‘There were other staff having affairs with staff who were married. It was all so rampant and twisted on so many levels. And so many people, even if they weren’t involved, they knew – other teachers knew.’
Cheryl started at a new high school in the early 1980s when she was aged 15. She became socially involved with a group of teachers from the school. There were about five girls, including her best friend, who were in the ‘inner circle’. ‘We socialised with these people’, Cheryl told the Commissioner. ‘We were invited to their homes, we went out to dinner with them, to movies. There was no boundary on a social level outside of school.’
Cheryl was good at sport and the PE teacher Mark Vickers encouraged her and socialised with her. ‘It started off as friendship and probably hero worship I suppose, and it grew from there.’ Vickers began having sex with Cheryl when she was 15.
‘At the time I didn’t consider it abuse as I was agreeing with it.’ Cheryl believed that she was Vickers’ girlfriend and that he loved her. They met for sex in his office at lunchtime, the sports shed, the dark room at school and in his home.
Vickers was in his 30s. He told her not to tell anyone about their relationship. ‘It was all very clandestine. Obviously lots of lies both at school and at home to keep it happening.’

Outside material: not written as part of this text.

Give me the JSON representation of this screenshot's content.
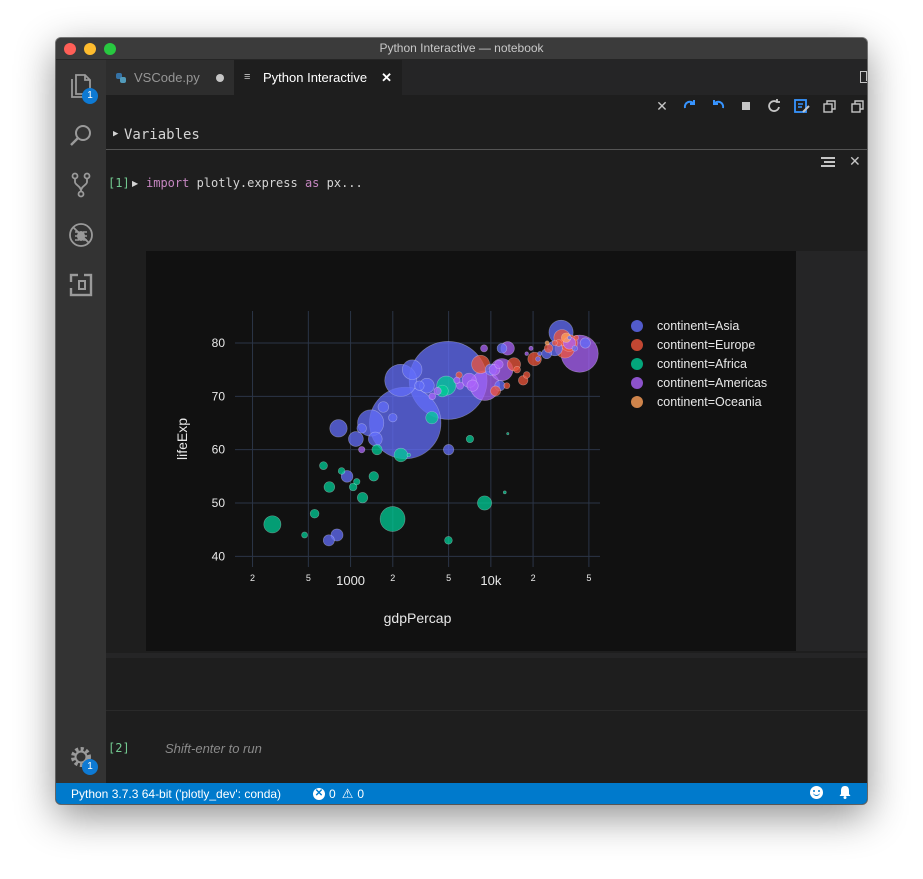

At the same time Cheryl was aware that some of the other teachers were also having sex with the students. There were more teachers who knew what was going on. The sexual activity with students would be discussed openly, but in a coded way. It was referred to as ‘growing orchids’.
Cheryl believes the principal of the school was in the dark about the affairs. ‘[He was a] very nice, kind man, but totally naive.’
Cheryl’s parents became aware that Vickers was having sex with her when Cheryl’s mother found her birth control pills. Cheryl told her what had been happening. ‘I don’t think she was surprised.’ Cheryl does not recall her mother saying much about the revelation at all. She believes her father was angry but he never discussed it with her. No action was taken by her parents.
In hindsight Cheryl feels her parents’ lack of intervention failed to protect her. ‘As a mother, I can’t believe what my parents did – or what they didn’t do. My daughter doesn’t know anything about this but she knows my boundaries. If that was her I’d have locked her up and driven her away.’
The abuse continued until Cheryl was 17. It ceased when she moved interstate to go to university.
Cheryl realises that Vickers’ actions were a huge breach of trust and a betrayal of her innocence. ‘It’s taken me a long time to get to that point. I recognised not long after it started happening that it was wrong. But we became entrapped in it. There was a certain amount of, “we were the chosen ones”.’
She now understands how vulnerable she was and how much responsibility teachers have to protect students. ‘I look at my 15-year-old daughter and her mindset and her lack of rationale sometimes … I think when I was 15 I thought I knew everything and I could make these decisions. It just blows me away now – you can’t.’
Cheryl has had to deal with bouts of depression through her life. She has trust issues and has had problems with relationships which she attributes to her teenage abuse.
Cheryl would like to see safeguards in the school system beefed up. Working with Children Checks through the police only weed out offenders who have been caught before. Clever operators can still slip through. And Cheryl wants to see specific training given to teachers to help them identify inappropriate relationships that may be developing between colleagues and students, where the line of trust and respect has been crossed.
The current system of mandatory reporting in state schools is a positive step forward, Cheryl believes. ‘If that was in place back then someone might have had the courage to do something … It amazes me that other people knew but no one ever, ever reported anything.’